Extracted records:
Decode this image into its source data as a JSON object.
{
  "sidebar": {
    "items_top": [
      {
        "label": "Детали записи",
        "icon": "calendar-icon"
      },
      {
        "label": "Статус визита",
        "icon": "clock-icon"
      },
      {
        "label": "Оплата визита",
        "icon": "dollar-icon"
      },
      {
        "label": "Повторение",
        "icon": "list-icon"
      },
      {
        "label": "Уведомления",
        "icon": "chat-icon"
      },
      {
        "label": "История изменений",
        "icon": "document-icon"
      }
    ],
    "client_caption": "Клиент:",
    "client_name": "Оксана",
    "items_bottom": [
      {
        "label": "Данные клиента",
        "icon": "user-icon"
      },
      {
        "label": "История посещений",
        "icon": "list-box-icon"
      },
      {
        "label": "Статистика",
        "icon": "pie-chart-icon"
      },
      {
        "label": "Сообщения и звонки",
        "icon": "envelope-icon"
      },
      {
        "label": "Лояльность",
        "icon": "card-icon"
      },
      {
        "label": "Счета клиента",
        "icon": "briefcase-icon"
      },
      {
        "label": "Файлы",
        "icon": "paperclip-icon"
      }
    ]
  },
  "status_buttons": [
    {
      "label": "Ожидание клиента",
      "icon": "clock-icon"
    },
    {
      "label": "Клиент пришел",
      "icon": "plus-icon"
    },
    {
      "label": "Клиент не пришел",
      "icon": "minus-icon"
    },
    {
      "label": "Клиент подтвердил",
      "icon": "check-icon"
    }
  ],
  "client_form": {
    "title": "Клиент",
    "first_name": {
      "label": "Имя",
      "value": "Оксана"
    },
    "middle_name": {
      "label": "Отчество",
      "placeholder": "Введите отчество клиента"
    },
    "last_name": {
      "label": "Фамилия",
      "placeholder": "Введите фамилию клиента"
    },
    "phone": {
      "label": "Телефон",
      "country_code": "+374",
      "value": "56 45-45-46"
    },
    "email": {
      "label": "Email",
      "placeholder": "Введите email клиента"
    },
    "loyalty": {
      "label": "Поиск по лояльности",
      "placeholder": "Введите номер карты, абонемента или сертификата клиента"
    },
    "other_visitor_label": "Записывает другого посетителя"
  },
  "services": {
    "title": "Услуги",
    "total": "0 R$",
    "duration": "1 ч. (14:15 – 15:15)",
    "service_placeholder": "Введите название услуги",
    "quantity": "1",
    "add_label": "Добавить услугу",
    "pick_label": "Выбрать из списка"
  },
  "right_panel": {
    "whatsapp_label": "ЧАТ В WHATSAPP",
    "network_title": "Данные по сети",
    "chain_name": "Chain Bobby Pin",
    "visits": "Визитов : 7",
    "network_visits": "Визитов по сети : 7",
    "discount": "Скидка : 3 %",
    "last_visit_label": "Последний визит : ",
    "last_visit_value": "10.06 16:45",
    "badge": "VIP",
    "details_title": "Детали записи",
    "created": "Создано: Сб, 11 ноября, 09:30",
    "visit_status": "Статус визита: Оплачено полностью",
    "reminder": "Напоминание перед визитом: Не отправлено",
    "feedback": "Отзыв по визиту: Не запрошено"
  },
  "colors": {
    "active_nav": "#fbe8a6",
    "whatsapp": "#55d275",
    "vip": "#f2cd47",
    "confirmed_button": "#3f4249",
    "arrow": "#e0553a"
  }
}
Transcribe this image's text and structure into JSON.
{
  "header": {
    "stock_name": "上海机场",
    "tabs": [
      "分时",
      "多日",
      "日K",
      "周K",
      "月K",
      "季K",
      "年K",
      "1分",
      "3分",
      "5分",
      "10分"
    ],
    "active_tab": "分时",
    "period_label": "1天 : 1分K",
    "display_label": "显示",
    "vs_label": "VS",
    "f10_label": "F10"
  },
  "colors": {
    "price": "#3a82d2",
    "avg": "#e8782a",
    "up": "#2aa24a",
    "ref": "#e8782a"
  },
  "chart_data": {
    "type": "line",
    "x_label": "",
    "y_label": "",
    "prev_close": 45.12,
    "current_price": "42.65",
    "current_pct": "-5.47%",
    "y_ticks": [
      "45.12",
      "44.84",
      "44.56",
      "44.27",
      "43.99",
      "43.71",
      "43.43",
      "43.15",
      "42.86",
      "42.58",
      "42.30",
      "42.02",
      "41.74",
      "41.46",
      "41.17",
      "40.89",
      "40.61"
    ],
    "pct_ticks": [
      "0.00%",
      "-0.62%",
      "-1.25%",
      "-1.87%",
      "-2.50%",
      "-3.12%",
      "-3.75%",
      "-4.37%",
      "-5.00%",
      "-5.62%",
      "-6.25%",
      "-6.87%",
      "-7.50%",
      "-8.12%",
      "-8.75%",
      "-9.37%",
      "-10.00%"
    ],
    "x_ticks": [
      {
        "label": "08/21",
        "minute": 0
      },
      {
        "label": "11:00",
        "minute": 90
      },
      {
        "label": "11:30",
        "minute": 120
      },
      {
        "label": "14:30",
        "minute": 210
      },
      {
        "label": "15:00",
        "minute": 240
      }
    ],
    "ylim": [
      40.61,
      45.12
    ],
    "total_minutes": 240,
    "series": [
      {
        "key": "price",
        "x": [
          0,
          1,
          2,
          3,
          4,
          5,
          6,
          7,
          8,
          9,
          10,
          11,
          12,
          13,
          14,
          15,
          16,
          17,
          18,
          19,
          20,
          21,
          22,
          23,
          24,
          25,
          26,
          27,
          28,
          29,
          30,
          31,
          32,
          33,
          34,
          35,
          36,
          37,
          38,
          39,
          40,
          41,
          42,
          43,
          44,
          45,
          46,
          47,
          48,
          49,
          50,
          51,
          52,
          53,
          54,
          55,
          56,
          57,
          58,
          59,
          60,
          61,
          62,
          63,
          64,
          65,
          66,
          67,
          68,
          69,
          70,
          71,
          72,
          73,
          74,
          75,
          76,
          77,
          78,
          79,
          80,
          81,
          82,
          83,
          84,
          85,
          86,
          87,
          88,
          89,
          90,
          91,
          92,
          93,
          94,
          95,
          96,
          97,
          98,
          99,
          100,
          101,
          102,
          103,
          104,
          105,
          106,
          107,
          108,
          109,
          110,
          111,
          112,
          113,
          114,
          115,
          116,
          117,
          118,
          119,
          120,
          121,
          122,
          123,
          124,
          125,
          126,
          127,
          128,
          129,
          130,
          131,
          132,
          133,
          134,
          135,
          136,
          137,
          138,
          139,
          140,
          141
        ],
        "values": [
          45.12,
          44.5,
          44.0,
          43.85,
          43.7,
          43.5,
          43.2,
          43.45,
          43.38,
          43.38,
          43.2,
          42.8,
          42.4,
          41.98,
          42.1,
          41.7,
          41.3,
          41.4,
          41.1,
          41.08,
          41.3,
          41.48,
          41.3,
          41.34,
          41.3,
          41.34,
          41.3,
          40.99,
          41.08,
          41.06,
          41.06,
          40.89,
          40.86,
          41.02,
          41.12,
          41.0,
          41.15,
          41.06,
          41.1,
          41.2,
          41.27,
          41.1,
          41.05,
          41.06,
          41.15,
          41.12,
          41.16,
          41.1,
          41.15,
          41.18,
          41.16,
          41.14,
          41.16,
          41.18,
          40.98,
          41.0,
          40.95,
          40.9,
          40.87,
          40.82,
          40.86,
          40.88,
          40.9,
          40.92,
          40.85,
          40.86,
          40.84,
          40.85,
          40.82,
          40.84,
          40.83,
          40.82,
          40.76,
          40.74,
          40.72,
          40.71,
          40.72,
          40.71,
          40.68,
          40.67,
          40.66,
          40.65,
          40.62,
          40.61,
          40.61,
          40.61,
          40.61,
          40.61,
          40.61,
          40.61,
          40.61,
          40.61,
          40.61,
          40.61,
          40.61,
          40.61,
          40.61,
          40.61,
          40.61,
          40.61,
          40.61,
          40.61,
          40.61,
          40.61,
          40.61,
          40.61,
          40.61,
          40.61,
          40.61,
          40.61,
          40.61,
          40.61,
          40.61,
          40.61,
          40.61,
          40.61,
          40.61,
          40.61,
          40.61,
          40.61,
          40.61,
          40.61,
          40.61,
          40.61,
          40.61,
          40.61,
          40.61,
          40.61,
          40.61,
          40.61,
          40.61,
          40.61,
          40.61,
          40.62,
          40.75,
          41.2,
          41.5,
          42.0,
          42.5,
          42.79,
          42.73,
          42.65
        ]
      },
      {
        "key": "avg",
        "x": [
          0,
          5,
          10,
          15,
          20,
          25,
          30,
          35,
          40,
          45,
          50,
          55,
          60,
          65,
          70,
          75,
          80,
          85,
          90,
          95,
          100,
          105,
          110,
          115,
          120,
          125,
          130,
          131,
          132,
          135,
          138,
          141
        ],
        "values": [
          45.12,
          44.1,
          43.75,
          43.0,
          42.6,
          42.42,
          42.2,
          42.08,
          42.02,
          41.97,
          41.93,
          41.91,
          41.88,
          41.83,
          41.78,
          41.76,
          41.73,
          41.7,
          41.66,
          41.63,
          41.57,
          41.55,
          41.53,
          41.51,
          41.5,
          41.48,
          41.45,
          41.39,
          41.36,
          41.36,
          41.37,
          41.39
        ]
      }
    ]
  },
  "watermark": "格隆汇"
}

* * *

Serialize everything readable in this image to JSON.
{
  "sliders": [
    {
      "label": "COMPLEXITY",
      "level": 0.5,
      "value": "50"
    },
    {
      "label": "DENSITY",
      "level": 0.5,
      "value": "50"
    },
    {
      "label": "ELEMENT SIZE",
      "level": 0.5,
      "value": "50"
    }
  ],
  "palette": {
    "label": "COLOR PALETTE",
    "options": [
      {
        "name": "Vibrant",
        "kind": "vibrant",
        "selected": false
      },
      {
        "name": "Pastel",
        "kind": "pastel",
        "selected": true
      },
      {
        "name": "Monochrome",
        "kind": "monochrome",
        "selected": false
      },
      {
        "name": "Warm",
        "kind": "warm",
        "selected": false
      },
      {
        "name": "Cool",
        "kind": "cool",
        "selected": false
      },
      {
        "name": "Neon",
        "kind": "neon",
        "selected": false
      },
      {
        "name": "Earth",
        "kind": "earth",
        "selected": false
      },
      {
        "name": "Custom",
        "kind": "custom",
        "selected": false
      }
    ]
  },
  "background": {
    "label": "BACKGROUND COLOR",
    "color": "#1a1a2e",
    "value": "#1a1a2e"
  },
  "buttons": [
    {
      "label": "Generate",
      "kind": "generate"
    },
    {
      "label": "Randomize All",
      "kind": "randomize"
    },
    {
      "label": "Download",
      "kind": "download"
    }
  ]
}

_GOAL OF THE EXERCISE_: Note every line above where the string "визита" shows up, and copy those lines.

_RESPONSE TO THIS TASK_:
        "label": "Статус визита",
        "label": "Оплата визита",
    "visit_status": "Статус визита: Оплачено полностью",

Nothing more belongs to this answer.